Data excerpts:
-- Opening Marker --

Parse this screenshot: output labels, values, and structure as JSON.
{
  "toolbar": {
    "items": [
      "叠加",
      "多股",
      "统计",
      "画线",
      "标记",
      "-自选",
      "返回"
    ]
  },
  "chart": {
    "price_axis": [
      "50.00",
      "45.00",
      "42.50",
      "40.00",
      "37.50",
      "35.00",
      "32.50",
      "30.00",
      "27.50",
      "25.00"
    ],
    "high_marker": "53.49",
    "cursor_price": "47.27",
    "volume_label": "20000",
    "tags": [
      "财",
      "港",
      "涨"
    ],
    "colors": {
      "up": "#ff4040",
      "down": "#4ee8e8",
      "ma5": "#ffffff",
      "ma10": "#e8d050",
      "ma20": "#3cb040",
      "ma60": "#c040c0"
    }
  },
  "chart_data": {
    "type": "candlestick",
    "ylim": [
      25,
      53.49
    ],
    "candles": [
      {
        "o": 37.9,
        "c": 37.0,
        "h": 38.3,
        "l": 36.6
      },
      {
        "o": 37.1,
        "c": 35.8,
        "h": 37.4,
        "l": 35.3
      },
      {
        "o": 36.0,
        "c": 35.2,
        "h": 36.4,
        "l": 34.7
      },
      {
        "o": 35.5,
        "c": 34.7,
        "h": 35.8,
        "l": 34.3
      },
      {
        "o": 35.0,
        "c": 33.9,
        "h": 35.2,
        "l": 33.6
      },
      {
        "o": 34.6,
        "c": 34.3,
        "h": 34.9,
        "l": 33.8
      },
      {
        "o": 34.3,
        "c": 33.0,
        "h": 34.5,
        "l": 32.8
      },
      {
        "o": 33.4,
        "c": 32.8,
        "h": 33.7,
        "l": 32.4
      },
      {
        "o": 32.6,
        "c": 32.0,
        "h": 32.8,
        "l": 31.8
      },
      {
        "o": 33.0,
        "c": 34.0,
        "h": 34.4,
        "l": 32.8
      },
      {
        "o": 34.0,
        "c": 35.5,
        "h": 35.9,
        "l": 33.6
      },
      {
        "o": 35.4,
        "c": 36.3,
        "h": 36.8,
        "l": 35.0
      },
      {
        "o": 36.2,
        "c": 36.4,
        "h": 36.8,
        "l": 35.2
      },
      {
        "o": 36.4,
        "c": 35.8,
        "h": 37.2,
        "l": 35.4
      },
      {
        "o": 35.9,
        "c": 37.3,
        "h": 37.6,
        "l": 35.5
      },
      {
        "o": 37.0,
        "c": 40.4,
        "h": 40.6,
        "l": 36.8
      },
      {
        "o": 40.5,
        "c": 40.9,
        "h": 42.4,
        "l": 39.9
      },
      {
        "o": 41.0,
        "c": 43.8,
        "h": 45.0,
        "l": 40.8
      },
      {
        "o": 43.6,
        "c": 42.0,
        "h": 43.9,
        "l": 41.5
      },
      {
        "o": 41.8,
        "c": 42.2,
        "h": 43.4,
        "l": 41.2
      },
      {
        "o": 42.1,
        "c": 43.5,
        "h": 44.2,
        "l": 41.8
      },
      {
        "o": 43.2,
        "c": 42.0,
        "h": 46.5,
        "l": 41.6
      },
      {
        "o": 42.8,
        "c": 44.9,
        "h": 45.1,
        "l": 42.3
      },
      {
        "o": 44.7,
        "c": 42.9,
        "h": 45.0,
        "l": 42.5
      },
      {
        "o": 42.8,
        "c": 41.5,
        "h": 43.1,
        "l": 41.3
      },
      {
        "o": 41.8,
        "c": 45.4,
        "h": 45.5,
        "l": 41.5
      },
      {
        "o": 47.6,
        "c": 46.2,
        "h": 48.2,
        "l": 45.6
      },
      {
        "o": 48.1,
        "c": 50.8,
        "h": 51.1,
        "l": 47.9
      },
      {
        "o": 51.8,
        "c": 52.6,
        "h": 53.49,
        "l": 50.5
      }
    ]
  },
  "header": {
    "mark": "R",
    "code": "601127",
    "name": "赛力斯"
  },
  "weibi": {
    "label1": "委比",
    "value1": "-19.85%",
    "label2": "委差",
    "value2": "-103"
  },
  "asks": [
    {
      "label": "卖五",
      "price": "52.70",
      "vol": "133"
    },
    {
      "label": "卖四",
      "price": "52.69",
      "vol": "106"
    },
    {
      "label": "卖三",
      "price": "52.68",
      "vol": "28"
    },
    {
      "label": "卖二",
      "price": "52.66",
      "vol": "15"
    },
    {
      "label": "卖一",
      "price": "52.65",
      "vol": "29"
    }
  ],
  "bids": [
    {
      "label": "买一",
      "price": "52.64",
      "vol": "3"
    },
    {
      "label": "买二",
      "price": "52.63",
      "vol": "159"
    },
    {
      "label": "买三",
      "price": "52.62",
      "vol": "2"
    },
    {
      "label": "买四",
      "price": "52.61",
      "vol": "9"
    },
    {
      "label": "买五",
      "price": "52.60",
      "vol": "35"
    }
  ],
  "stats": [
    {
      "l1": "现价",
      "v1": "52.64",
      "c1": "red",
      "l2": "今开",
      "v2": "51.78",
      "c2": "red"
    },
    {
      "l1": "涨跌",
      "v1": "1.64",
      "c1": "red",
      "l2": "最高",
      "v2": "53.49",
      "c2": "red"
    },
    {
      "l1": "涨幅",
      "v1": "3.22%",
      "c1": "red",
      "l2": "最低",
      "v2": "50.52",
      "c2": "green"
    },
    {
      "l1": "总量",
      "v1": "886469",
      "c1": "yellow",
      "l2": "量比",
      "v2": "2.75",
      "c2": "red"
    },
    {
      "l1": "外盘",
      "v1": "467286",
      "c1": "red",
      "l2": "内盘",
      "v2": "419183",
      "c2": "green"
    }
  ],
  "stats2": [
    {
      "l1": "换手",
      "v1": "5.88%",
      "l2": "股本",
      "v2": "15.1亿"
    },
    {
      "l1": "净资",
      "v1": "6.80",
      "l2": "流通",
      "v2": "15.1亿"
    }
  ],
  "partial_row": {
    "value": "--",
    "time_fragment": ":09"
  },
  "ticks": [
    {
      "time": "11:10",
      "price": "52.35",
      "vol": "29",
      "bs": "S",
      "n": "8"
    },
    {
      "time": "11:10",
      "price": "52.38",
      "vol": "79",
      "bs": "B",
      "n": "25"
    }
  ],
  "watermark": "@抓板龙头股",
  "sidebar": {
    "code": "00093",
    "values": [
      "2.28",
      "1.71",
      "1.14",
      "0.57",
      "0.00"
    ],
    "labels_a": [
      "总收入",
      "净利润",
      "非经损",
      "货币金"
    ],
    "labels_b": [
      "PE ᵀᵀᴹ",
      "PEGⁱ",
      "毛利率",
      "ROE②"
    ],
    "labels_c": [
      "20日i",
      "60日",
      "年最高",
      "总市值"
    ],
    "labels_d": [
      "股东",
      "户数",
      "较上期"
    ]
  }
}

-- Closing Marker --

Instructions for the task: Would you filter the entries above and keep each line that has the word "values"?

Solved problem:
Parse this screenshot: output labels, values, and structure as JSON.
    "values": [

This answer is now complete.